Say goodbye to SPAM

By: > September 15th, 2008 > 2 comments

I don’t know about you, but I am tired of SPAM. So what is it exactly and how can you prevent it?

If an email doesn’t meet these criteria, it is considered SPAM (according to the Federal CAN-SPAM Act)

  • It bans false or misleading header information. Your email’s “From,” “To,” and routing information – including the originating domain name and email address – must be accurate and identify the person who initiated the email. 
  • It prohibits deceptive subject lines. The subject line cannot mislead the recipient about the contents or subject matter of the message. 
  • It requires that your email give recipients an opt-out method. You must provide a return email address or another Internet-based response mechanism that allows a recipient to ask you not to send future email messages to that email address, and you must honor the requests. You may create a “menu” of choices to allow a recipient to opt out of certain types of messages, but you must include the option to end any commercial messages from the sender. Any opt-out mechanism you offer must be able to process opt-out requests for at least 30 days after you send your commercial email. When you receive an opt-out request, the law gives you 10 business days to stop sending email to the requestor’s email address. You cannot help another entity send email to that address, or have another entity send email on your behalf to that address. Finally, it’s illegal for you to sell or transfer the email addresses of people who choose not to receive your email, even in the form of a mailing list, unless you transfer the addresses so another entity can comply with the law. 
  • It requires that commercial email be identified as an advertisement and include the sender’s valid physical postal address.Your message must contain clear and conspicuous notice that the message is an advertisement or solicitation and that the recipient can opt out of receiving more commercial email from you. It also must include your valid physical postal address.

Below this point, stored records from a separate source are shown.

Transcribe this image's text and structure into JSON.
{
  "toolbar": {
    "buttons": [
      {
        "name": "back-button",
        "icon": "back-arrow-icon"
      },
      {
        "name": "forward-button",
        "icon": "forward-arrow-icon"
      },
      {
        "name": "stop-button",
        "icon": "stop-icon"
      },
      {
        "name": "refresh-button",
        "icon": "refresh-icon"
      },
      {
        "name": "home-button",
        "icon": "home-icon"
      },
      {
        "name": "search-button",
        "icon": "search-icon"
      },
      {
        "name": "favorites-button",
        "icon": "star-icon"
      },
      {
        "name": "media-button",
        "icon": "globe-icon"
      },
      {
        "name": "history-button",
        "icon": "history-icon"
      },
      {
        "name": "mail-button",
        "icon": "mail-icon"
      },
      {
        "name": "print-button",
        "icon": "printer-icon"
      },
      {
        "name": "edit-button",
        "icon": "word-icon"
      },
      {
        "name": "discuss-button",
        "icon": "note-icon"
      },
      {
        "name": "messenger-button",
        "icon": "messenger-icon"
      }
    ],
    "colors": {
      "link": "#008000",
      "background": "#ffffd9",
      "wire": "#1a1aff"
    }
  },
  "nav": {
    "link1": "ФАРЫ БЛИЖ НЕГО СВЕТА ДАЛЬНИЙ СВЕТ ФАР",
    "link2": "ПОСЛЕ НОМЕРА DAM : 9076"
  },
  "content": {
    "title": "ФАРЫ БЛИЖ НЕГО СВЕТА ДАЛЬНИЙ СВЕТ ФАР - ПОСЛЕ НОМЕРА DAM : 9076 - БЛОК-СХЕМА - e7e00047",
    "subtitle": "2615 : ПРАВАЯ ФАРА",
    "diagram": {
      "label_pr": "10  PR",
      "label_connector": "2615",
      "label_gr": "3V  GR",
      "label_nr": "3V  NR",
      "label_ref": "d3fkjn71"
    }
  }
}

Since starting Inbox Orange, a permission-based email marketing firm in Lexington, Ky, I’ve had people ask me “so what do you do if someone Spams you?” The answer is It is a free Spam reporting service that allows those who receive unsolicited commercial emails to report the sender to their ISP (Internet Service Providers).

Not all ‘Mass’ emails are Spam. If you’ve provided your email address to a business, then expect to receive communication from them, unless you specified otherwise. And if the information is that you receive from that company is not relevant to you, don’t report them, just unsubscribe from their list. According to the law, it should be fast and easy.

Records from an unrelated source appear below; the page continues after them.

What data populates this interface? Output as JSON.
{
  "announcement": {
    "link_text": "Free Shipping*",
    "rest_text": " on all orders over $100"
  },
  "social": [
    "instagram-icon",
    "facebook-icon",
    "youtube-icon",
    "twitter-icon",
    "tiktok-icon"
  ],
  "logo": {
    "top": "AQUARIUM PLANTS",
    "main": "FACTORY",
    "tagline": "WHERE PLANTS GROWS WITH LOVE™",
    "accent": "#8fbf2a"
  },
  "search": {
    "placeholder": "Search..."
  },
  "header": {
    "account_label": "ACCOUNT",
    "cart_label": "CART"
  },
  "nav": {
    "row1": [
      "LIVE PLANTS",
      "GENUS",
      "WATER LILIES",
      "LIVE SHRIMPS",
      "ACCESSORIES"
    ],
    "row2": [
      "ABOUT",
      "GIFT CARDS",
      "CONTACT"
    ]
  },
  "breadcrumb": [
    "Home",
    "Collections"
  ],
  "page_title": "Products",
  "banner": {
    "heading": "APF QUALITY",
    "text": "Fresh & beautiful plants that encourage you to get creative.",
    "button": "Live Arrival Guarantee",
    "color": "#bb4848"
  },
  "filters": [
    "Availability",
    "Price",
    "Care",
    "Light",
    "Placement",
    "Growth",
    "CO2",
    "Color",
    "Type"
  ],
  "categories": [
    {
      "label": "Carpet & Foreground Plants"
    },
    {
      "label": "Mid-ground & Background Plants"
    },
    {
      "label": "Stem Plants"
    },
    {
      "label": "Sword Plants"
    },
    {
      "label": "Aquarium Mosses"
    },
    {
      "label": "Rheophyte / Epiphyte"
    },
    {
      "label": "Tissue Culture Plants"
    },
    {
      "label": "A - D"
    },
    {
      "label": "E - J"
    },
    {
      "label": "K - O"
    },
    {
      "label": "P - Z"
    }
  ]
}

I hope to be discussing this more in future posts, including understanding the difference between explicit permission (where one specifically requests to receive info) vs. implicit permission (where permission is obtained from a previous customer/client relationship.)

Networking sites: Are they good for business?

By: > September 5th, 2008


Facebook image


I have recently been a Facebook and Linked In junkie. I love being able to keep up with my friends and what they’re up to. But does this have any practical use? Can it be good for business?

I ran across a good article on how you can use facebook for business, check it out here.

Tiger, youtube and other misc. tidbits

By: > August 25th, 2008 > One comment

Tiger Woods responds to Fan’s video on youtube.

If there was ever a way to get your message out there efficiently and cost-effectively, viral is the way to go. the folks at EA Sports knew this and either contrived this whole experiment or were on their toes to respond the way they did.

Here are some other interesting links:

Does your service have credibility?

By: > August 18th, 2008

Marketing author Tom Peters once said: “Coffee stains on airline seat trays make you wonder about airplane engine maintenance.”

Everything your customer experiences, directly and indirectly, affects the way you are perceived.

You spend thousands of dollars on buying the right advertising, noodling over every single detail of copy and artwork, but if your employees take their smoke break right outside your front door where customers can see them, doesn’t that say more than any ad copy?

Are your companies delivery trucks clean? Is the person who answers your phones courteous and friendly? If your ads promise a great experience or great service, every part of your company needs to sell that idea, not just the commissioned staff.

Small businesses often have many disadvantages going against larger ones, but one advantage a small business has is the ability to control these “minor’ details more effectively. Make sure your customers expectations are met with EVERY experience they have with your company. Your brand, is your promise to your customers. Give your company’s brand credibility–in everything you do.

(Special thanks to Tom Fishburne for letting me use his cartoon).